A slot is an authorization to either take off or land at a specific airport during a scheduled time. Slots are a tool used in the United States and around the world to manage air traffic. The number of slots available at a given airport is determined by the amount of demand for those flights and by the available runway length.
Generally, the pay table of a slot game includes various elements like the number of paylines, potential payouts, rules, details on the Return to Player (RTP) rate, betting requirements, symbols and bonus features. Some may also include information on jackpot amounts. Understanding these can make your slot experience more enjoyable and increase your overall knowledge of the game.
Another important aspect of a slot is the symbol weight. The weight of a particular symbol is the probability that it will appear on a given reel. This is a function of the probability that all other symbols will appear, and it is calculated by dividing the total number of stops on the reel by the total number of possible combinations. Originally, all symbols were assigned the same weight, but the introduction of microprocessors made it possible for manufacturers to assign different weights to symbols.
In addition to a detailed pay table, the slot game may also have an animation that shows how all the symbols should line up or land for a win.
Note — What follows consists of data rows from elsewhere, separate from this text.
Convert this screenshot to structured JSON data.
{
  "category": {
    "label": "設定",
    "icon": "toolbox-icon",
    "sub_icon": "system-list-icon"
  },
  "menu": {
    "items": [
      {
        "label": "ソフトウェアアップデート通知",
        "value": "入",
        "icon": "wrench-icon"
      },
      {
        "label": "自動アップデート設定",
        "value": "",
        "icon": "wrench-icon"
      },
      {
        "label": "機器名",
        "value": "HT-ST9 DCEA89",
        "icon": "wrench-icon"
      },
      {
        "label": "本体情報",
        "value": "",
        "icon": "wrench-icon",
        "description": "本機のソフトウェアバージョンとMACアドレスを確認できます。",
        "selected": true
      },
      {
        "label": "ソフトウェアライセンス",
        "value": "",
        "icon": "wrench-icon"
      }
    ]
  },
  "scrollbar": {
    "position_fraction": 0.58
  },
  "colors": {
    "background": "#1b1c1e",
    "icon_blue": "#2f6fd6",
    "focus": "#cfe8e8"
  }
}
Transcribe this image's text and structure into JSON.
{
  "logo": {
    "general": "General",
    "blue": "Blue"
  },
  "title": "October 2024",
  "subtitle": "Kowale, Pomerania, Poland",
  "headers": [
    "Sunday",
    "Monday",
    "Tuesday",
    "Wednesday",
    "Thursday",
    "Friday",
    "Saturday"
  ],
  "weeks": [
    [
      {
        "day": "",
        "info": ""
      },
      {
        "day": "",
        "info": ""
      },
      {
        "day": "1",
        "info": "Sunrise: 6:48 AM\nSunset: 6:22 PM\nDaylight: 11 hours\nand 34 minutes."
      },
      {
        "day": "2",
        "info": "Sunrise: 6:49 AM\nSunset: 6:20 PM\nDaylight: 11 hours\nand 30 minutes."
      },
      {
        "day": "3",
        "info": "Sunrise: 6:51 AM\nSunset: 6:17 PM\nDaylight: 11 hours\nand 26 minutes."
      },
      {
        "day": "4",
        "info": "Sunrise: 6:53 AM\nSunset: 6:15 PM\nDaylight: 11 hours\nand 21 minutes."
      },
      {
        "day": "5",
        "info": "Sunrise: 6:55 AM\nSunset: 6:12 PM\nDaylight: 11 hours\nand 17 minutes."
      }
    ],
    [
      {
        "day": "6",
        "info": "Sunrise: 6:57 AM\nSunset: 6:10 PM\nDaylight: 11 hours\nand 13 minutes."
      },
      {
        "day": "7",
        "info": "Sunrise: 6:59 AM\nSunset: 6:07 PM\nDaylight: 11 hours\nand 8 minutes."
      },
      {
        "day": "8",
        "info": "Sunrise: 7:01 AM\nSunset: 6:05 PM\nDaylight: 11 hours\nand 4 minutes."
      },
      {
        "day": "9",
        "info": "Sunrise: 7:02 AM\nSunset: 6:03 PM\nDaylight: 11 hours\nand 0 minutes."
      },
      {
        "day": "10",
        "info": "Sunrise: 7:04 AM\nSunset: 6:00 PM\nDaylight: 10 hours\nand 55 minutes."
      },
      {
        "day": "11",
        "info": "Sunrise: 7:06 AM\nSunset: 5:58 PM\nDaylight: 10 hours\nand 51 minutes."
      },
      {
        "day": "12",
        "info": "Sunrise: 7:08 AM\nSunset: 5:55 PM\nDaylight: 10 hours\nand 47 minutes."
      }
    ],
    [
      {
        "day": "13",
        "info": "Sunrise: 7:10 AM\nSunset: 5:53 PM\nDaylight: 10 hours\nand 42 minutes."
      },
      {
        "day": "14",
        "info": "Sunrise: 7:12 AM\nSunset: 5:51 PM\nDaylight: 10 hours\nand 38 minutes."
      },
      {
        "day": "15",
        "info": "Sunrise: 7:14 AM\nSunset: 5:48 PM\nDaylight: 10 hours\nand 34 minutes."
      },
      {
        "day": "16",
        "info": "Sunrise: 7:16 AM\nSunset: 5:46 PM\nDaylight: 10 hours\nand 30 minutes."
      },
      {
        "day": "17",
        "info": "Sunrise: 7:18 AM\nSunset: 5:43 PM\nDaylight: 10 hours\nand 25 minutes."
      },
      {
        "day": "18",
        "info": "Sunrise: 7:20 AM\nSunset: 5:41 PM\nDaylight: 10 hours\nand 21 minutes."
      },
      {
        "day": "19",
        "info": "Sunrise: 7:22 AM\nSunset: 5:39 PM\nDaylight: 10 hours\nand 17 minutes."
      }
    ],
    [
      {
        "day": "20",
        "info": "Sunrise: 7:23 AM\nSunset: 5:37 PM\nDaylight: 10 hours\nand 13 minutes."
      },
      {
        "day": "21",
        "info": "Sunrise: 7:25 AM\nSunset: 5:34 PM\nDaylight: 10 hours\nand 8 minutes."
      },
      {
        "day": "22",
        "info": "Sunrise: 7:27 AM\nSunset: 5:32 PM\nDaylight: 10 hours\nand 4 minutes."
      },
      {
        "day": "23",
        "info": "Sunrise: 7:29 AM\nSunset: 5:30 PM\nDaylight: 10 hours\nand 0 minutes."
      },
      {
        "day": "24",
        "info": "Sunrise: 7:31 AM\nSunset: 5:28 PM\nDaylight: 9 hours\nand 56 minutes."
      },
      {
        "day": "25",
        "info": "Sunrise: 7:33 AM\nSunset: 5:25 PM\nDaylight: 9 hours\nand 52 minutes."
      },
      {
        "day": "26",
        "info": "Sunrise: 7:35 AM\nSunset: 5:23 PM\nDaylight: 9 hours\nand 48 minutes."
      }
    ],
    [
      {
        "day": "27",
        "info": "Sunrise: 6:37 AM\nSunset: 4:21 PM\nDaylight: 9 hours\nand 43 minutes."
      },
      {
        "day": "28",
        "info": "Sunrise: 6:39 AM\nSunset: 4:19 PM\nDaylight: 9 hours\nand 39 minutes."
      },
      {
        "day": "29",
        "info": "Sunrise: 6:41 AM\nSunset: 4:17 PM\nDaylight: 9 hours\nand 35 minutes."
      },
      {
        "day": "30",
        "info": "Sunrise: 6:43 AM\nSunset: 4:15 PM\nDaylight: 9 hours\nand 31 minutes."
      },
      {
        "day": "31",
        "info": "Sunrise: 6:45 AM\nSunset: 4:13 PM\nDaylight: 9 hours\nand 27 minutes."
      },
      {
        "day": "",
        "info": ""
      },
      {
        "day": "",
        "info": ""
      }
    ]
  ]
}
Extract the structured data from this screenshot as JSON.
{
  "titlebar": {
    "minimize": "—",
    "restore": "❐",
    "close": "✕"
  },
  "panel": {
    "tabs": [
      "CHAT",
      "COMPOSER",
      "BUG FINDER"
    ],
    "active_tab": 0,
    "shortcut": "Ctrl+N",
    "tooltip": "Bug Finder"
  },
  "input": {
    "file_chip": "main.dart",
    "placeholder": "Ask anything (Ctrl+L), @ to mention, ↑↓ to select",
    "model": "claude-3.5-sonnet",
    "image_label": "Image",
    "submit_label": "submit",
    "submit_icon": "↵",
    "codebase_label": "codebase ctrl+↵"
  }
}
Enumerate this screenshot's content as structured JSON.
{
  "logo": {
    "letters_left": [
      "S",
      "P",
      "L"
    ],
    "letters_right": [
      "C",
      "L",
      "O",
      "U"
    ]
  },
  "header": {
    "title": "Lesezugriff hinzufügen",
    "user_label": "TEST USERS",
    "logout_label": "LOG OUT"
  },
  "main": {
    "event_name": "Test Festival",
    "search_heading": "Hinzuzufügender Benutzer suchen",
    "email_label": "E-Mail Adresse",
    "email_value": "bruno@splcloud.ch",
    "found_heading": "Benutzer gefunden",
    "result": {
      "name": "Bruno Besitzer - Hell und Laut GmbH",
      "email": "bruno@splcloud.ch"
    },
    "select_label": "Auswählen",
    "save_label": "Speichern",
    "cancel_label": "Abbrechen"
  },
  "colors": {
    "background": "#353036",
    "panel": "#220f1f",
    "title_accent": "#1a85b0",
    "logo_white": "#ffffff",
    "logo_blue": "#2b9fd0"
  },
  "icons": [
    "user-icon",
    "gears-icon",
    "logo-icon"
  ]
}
This is very helpful, especially for new players who might not be familiar with all of the symbols or how they work together.